EXTRACTED ENTRIES Start Marker
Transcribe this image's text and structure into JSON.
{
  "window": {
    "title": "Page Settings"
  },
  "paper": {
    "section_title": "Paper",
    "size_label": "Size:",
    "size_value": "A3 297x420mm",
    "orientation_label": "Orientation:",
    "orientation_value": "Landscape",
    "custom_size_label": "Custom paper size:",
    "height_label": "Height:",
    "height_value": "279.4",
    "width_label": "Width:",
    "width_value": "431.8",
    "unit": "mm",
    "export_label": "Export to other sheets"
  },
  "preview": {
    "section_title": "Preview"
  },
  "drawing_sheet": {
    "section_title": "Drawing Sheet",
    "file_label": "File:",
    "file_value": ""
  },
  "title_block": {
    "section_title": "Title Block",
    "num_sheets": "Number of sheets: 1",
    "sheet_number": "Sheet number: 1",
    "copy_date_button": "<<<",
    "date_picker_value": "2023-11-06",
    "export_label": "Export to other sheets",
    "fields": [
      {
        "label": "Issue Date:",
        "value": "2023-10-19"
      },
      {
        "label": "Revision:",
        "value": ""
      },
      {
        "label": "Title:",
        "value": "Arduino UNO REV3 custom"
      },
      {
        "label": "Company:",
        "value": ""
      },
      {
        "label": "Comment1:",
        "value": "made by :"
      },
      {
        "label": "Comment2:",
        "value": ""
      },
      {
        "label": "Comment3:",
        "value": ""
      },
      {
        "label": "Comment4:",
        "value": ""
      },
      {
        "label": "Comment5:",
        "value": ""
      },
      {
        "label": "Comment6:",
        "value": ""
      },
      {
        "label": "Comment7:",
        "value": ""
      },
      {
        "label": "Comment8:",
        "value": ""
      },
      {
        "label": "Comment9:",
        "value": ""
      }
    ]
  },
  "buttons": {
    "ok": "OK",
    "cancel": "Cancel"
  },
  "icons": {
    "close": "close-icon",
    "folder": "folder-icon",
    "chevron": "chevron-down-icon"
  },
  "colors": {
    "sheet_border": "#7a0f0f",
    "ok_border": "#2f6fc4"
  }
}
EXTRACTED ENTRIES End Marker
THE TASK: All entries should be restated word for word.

SOLUTION TO THE EXERCISE:
Transcribe this image's text and structure into JSON.
{
  "window": {
    "title": "Page Settings"
  },
  "paper": {
    "section_title": "Paper",
    "size_label": "Size:",
    "size_value": "A3 297x420mm",
    "orientation_label": "Orientation:",
    "orientation_value": "Landscape",
    "custom_size_label": "Custom paper size:",
    "height_label": "Height:",
    "height_value": "279.4",
    "width_label": "Width:",
    "width_value": "431.8",
    "unit": "mm",
    "export_label": "Export to other sheets"
  },
  "preview": {
    "section_title": "Preview"
  },
  "drawing_sheet": {
    "section_title": "Drawing Sheet",
    "file_label": "File:",
    "file_value": ""
  },
  "title_block": {
    "section_title": "Title Block",
    "num_sheets": "Number of sheets: 1",
    "sheet_number": "Sheet number: 1",
    "copy_date_button": "<<<",
    "date_picker_value": "2023-11-06",
    "export_label": "Export to other sheets",
    "fields": [
      {
        "label": "Issue Date:",
        "value": "2023-10-19"
      },
      {
        "label": "Revision:",
        "value": ""
      },
      {
        "label": "Title:",
        "value": "Arduino UNO REV3 custom"
      },
      {
        "label": "Company:",
        "value": ""
      },
      {
        "label": "Comment1:",
        "value": "made by :"
      },
      {
        "label": "Comment2:",
        "value": ""
      },
      {
        "label": "Comment3:",
        "value": ""
      },
      {
        "label": "Comment4:",
        "value": ""
      },
      {
        "label": "Comment5:",
        "value": ""
      },
      {
        "label": "Comment6:",
        "value": ""
      },
      {
        "label": "Comment7:",
        "value": ""
      },
      {
        "label": "Comment8:",
        "value": ""
      },
      {
        "label": "Comment9:",
        "value": ""
      }
    ]
  },
  "buttons": {
    "ok": "OK",
    "cancel": "Cancel"
  },
  "icons": {
    "close": "close-icon",
    "folder": "folder-icon",
    "chevron": "chevron-down-icon"
  },
  "colors": {
    "sheet_border": "#7a0f0f",
    "ok_border": "#2f6fc4"
  }
}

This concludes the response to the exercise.